● **What the exercise asks**
Leave out the pictures and repeat the data exactly.

● **Data for the task**
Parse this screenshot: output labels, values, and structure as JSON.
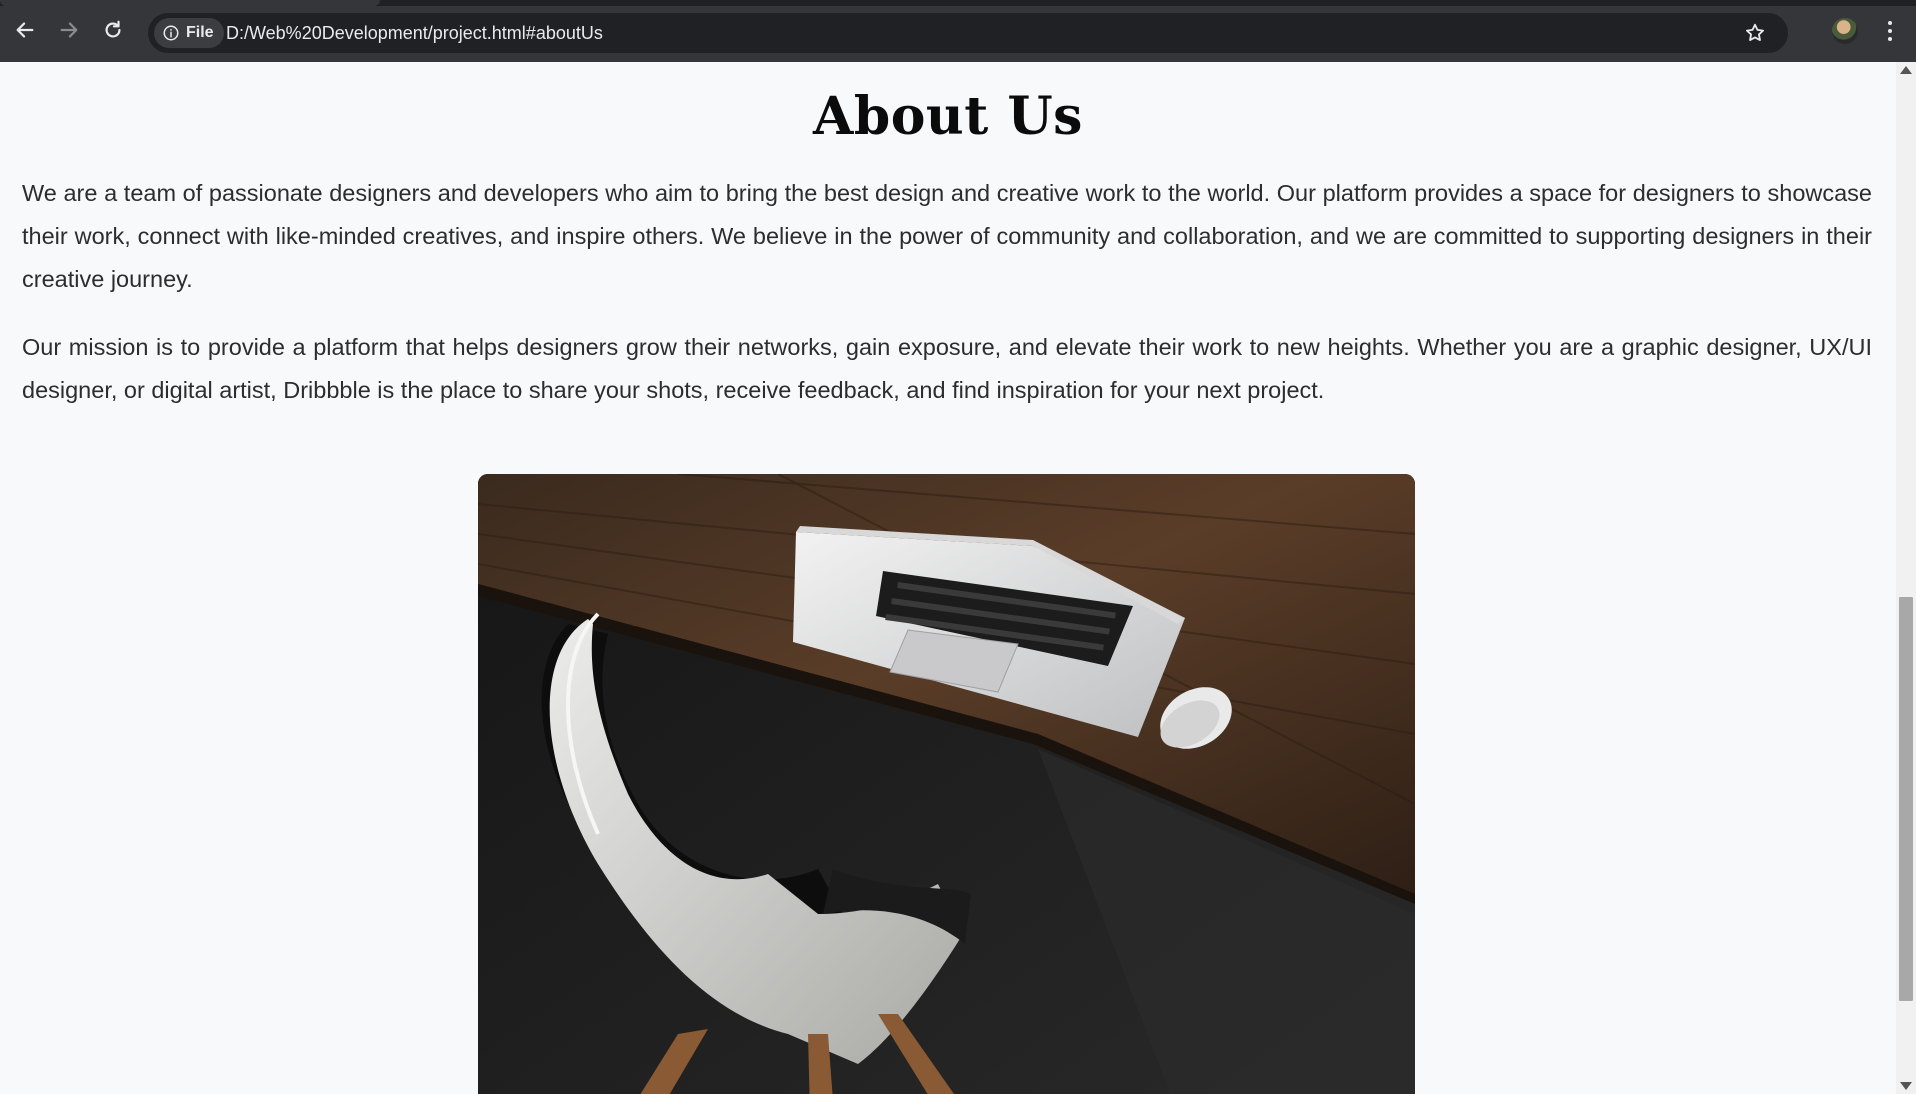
{
  "browser": {
    "address_chip_label": "File",
    "url": "D:/Web%20Development/project.html#aboutUs",
    "icons": [
      "back-arrow-icon",
      "forward-arrow-icon",
      "reload-icon",
      "info-icon",
      "star-icon",
      "profile-avatar",
      "kebab-menu-icon"
    ]
  },
  "about": {
    "title": "About Us",
    "paragraph_1": "We are a team of passionate designers and developers who aim to bring the best design and creative work to the world. Our platform provides a space for designers to showcase their work, connect with like-minded creatives, and inspire others. We believe in the power of community and collaboration, and we are committed to supporting designers in their creative journey.",
    "paragraph_2": "Our mission is to provide a platform that helps designers grow their networks, gain exposure, and elevate their work to new heights. Whether you are a graphic designer, UX/UI designer, or digital artist, Dribbble is the place to share your shots, receive feedback, and find inspiration for your next project."
  },
  "colors": {
    "chrome_bg": "#35363a",
    "omnibox_bg": "#202124",
    "page_bg": "#f8f9fb",
    "heading": "#0b0b0b",
    "body_text": "#2d2d2d"
  }
}
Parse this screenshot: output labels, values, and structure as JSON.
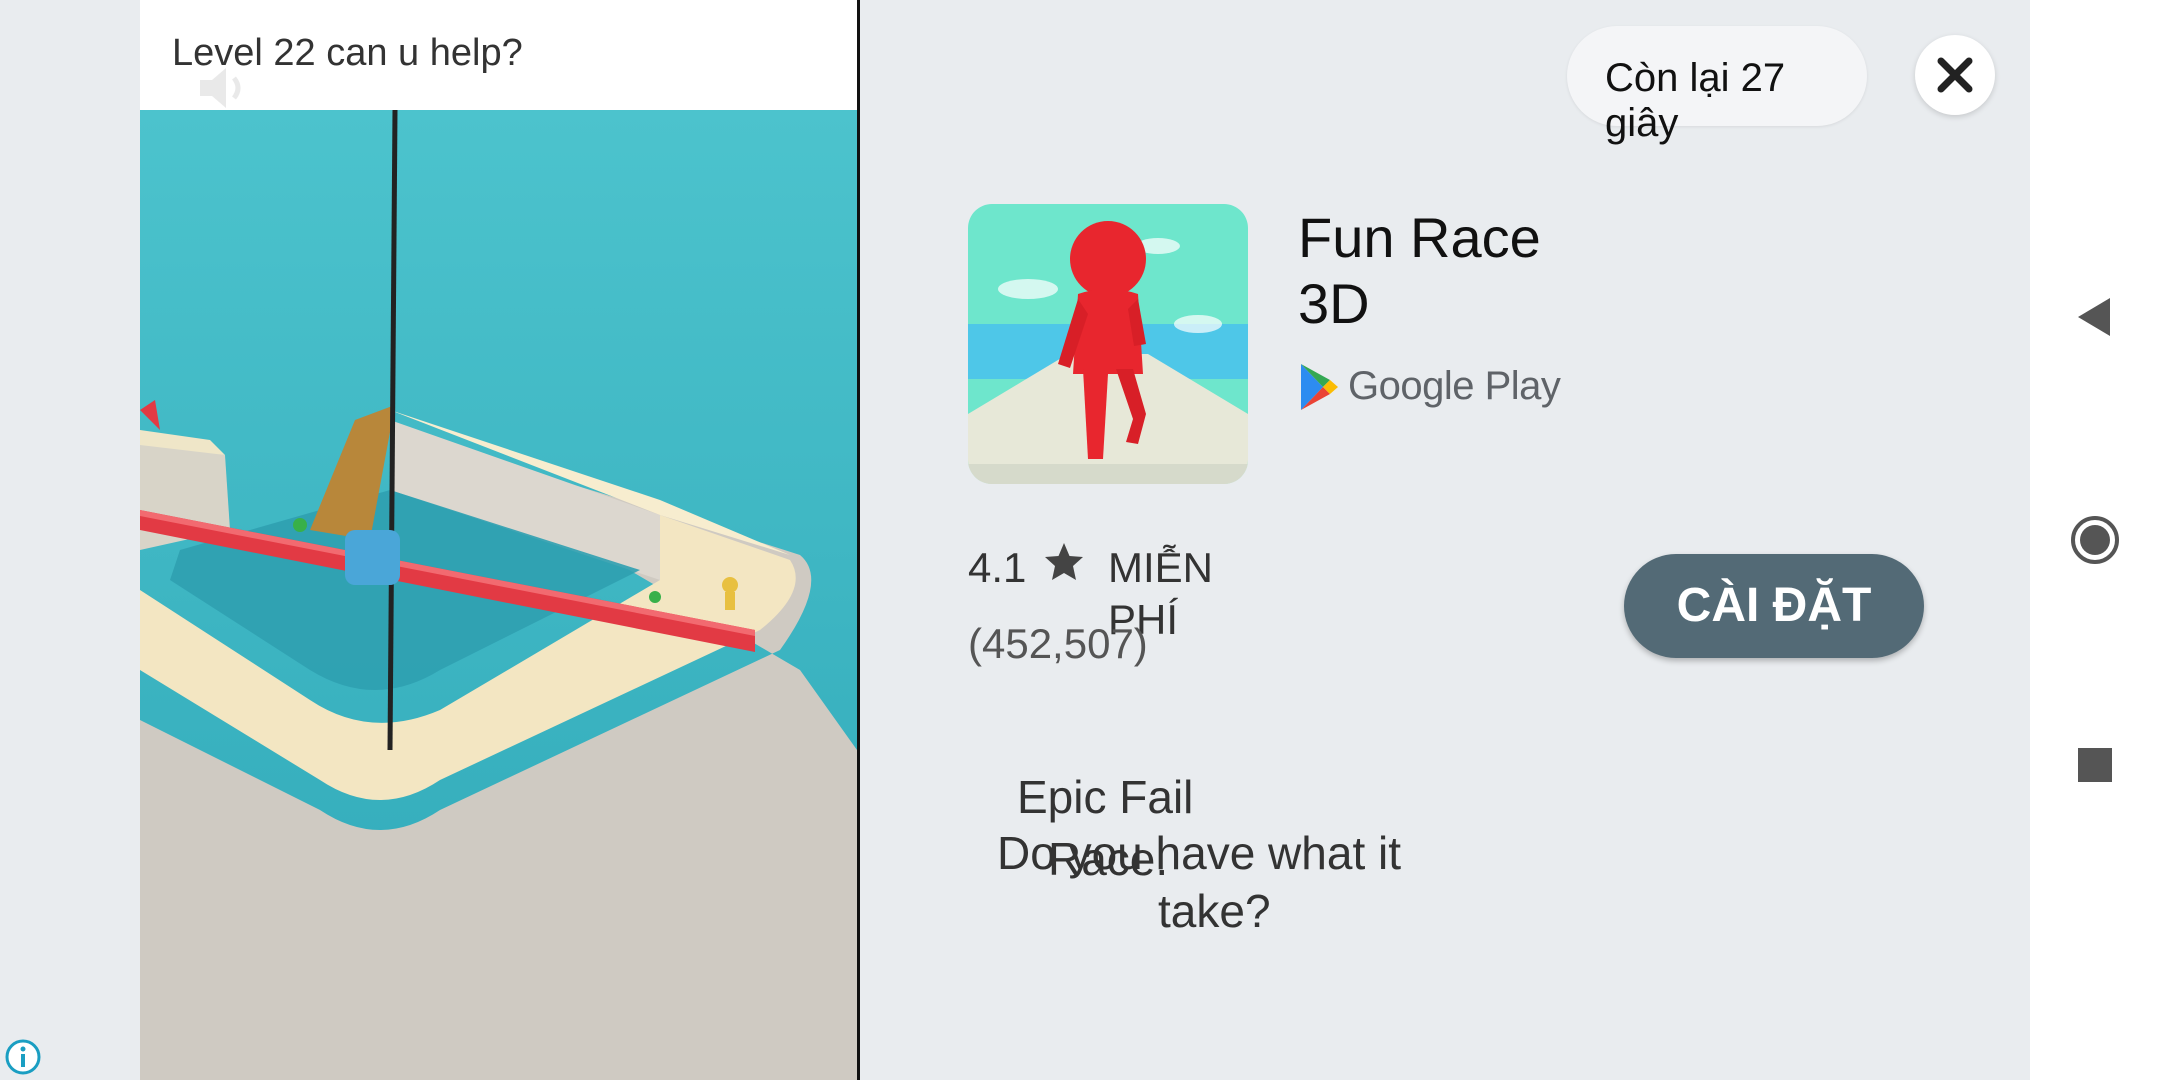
{
  "video": {
    "caption": "Level 22 can u help?"
  },
  "ad": {
    "countdown": "Còn lại 27 giây",
    "app_title": "Fun Race 3D",
    "store_name": "Google Play",
    "rating": "4.1",
    "price_label": "MIỄN PHÍ",
    "review_count": "(452,507)",
    "install_label": "CÀI ĐẶT",
    "description_line1": "Epic Fail",
    "description_line2": "Do you have what it",
    "description_line3": "Race.",
    "description_line4": "take?"
  },
  "colors": {
    "install_button": "#536a76",
    "panel_bg": "#e9ecef",
    "water": "#3fb8c4"
  },
  "icons": [
    "speaker-icon",
    "close-icon",
    "google-play-icon",
    "star-icon",
    "back-icon",
    "home-icon",
    "recents-icon",
    "info-icon"
  ]
}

● **Written solution**
Parse this screenshot: output labels, values, and structure as JSON.
{
  "browser": {
    "address_chip_label": "File",
    "url": "D:/Web%20Development/project.html#aboutUs",
    "icons": [
      "back-arrow-icon",
      "forward-arrow-icon",
      "reload-icon",
      "info-icon",
      "star-icon",
      "profile-avatar",
      "kebab-menu-icon"
    ]
  },
  "about": {
    "title": "About Us",
    "paragraph_1": "We are a team of passionate designers and developers who aim to bring the best design and creative work to the world. Our platform provides a space for designers to showcase their work, connect with like-minded creatives, and inspire others. We believe in the power of community and collaboration, and we are committed to supporting designers in their creative journey.",
    "paragraph_2": "Our mission is to provide a platform that helps designers grow their networks, gain exposure, and elevate their work to new heights. Whether you are a graphic designer, UX/UI designer, or digital artist, Dribbble is the place to share your shots, receive feedback, and find inspiration for your next project."
  },
  "colors": {
    "chrome_bg": "#35363a",
    "omnibox_bg": "#202124",
    "page_bg": "#f8f9fb",
    "heading": "#0b0b0b",
    "body_text": "#2d2d2d"
  }
}
Parse this screenshot: output labels, values, and structure as JSON.
{
  "video": {
    "caption": "Level 22 can u help?"
  },
  "ad": {
    "countdown": "Còn lại 27 giây",
    "app_title": "Fun Race 3D",
    "store_name": "Google Play",
    "rating": "4.1",
    "price_label": "MIỄN PHÍ",
    "review_count": "(452,507)",
    "install_label": "CÀI ĐẶT",
    "description_line1": "Epic Fail",
    "description_line2": "Do you have what it",
    "description_line3": "Race.",
    "description_line4": "take?"
  },
  "colors": {
    "install_button": "#536a76",
    "panel_bg": "#e9ecef",
    "water": "#3fb8c4"
  },
  "icons": [
    "speaker-icon",
    "close-icon",
    "google-play-icon",
    "star-icon",
    "back-icon",
    "home-icon",
    "recents-icon",
    "info-icon"
  ]
}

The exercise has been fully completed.